Evangelium Vitae - Unjust Laws










Evangelium Vitae Article 72 -74: Unjust Laws

This post is taken from the book, ” The Encyclicals in Everyday Language,”  by Joseph G. Donders.


72. Thomas Aquinas wrote,

“every human law can be called a law

insofar as it derives from the natural law.

But if it is somehow opposed to the natural law

then it is not really a law

but a corruption of the law. (ST Ia-IIae, q. 95, a.2).

This applies in the first place to the source

of all other rights, the right to life.

Laws that legitimize the direct killing of innocent human beings

through abortion or euthanasia are in opposition to this right to life.

This is the case even when euthanasia

is requested with full awareness of the person involved.

Any state that makes such a request legitimate,

authorizing it to be carried out,

would be legalizing suicide-murder,

thus lessening respect for life

and destroying mutual trust.


73. There is a clear and grave obligation

to oppose such laws by conscientious objection.

Christians have a duty to obey

legitimate public authorities,

but they must obey God

rather than human beings (cf Acts 5:29)

In the case of a law permitting abortion or euthanasia,

it is never licit to obey it or

“to take part in a propaganda campaign

in favor of such a law, or vote for it.” *

A problem can arise when there is the possibility of an existing pro-abortion law.

In such a case people known

for their opposition to procured abortion

could vote in favor of such a law to limit the harm done.


74. Unjust laws raise difficult questions

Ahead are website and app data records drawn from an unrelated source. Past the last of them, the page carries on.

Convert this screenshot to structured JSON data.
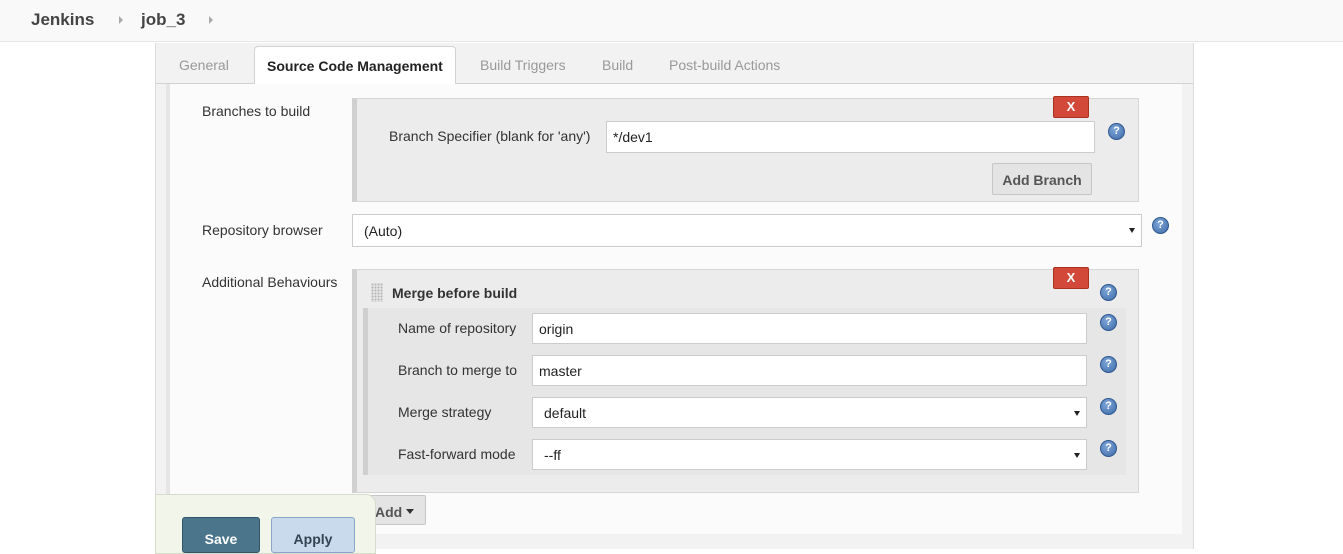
{
  "breadcrumb": {
    "items": [
      {
        "label": "Jenkins"
      },
      {
        "label": "job_3"
      }
    ]
  },
  "tabs": [
    {
      "label": "General",
      "active": false
    },
    {
      "label": "Source Code Management",
      "active": true
    },
    {
      "label": "Build Triggers",
      "active": false
    },
    {
      "label": "Build",
      "active": false
    },
    {
      "label": "Post-build Actions",
      "active": false
    }
  ],
  "branches": {
    "section_label": "Branches to build",
    "remove_label": "X",
    "specifier_label": "Branch Specifier (blank for 'any')",
    "specifier_value": "*/dev1",
    "add_branch_label": "Add Branch"
  },
  "repo_browser": {
    "label": "Repository browser",
    "selected": "(Auto)"
  },
  "behaviours": {
    "section_label": "Additional Behaviours",
    "remove_label": "X",
    "merge": {
      "title": "Merge before build",
      "repo_label": "Name of repository",
      "repo_value": "origin",
      "branch_label": "Branch to merge to",
      "branch_value": "master",
      "strategy_label": "Merge strategy",
      "strategy_value": "default",
      "ff_label": "Fast-forward mode",
      "ff_value": "--ff"
    },
    "add_label": "Add"
  },
  "actions": {
    "save_label": "Save",
    "apply_label": "Apply"
  },
  "icons": {
    "help": "help-icon",
    "remove": "close-icon",
    "dropdown": "chevron-down-icon",
    "drag": "drag-handle-icon"
  },
  "colors": {
    "danger": "#d24939",
    "save": "#4b758b",
    "apply": "#c9daec",
    "help": "#3e6aa8"
  }
}
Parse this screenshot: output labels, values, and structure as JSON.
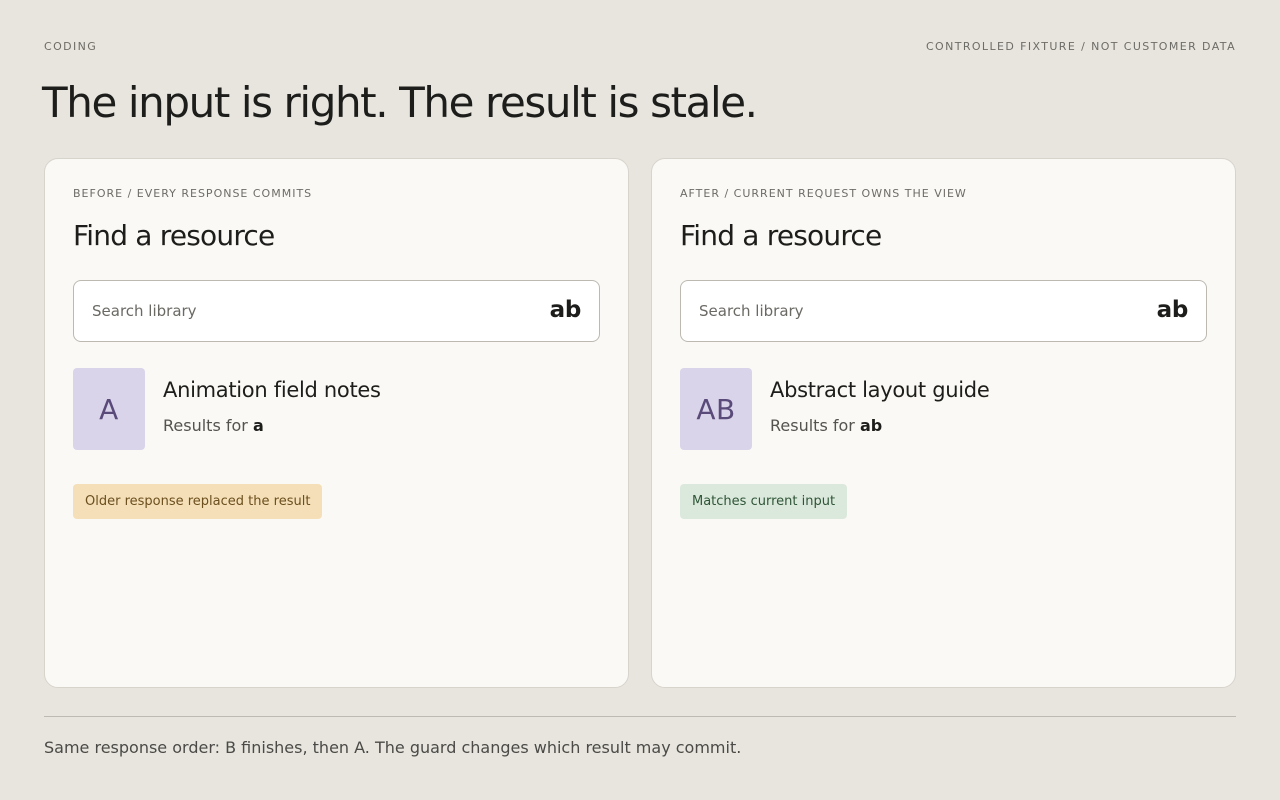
{
  "header": {
    "category": "CODING",
    "fixture_note": "CONTROLLED FIXTURE / NOT CUSTOMER DATA",
    "headline": "The input is right. The result is stale."
  },
  "panels": [
    {
      "label": "BEFORE / EVERY RESPONSE COMMITS",
      "title": "Find a resource",
      "search_placeholder": "Search library",
      "search_value": "ab",
      "result": {
        "tile": "A",
        "name": "Animation field notes",
        "sub_prefix": "Results for",
        "sub_query": "a"
      },
      "badge": "Older response replaced the result",
      "badge_color": "#f4dfb8"
    },
    {
      "label": "AFTER / CURRENT REQUEST OWNS THE VIEW",
      "title": "Find a resource",
      "search_placeholder": "Search library",
      "search_value": "ab",
      "result": {
        "tile": "AB",
        "name": "Abstract layout guide",
        "sub_prefix": "Results for",
        "sub_query": "ab"
      },
      "badge": "Matches current input",
      "badge_color": "#dbe9dc"
    }
  ],
  "footer": {
    "note": "Same response order: B finishes, then A. The guard changes which result may commit."
  }
}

for morally upright people as regards to cooperation.

The choices to be made are sometimes difficult;

prestigious positions and careers might be at stake.

One should recall here the general principles

concerning cooperation in evil actions.

It is never licit to cooperate formally in evil,

not even by appealing to the freedom of others

or to the fact that the law permits the action.

To refuse to take part in committing an injustice

is not only a moral duty;

it is also a basic human right,

a right that as such should be acknowledged

and protected by civil law.

Those who have recourse to conscientious objection

must be protected not only from lawsuits

but also from other negative effects

on the legal, disciplinary, financial and professional plane.



From “Evangelium Vitae”  #72-74

“John Paul II  - The Encyclicals in Everyday Language” by Joseph G. Donders

For a study guide to Evangelium Vitae, see the Priests for Life website

For the original encyclical in its entirety, see the Vatican website

Author: genericmum

Share This Post On

Submit a Comment

Your email address will not be published. Required fields are marked *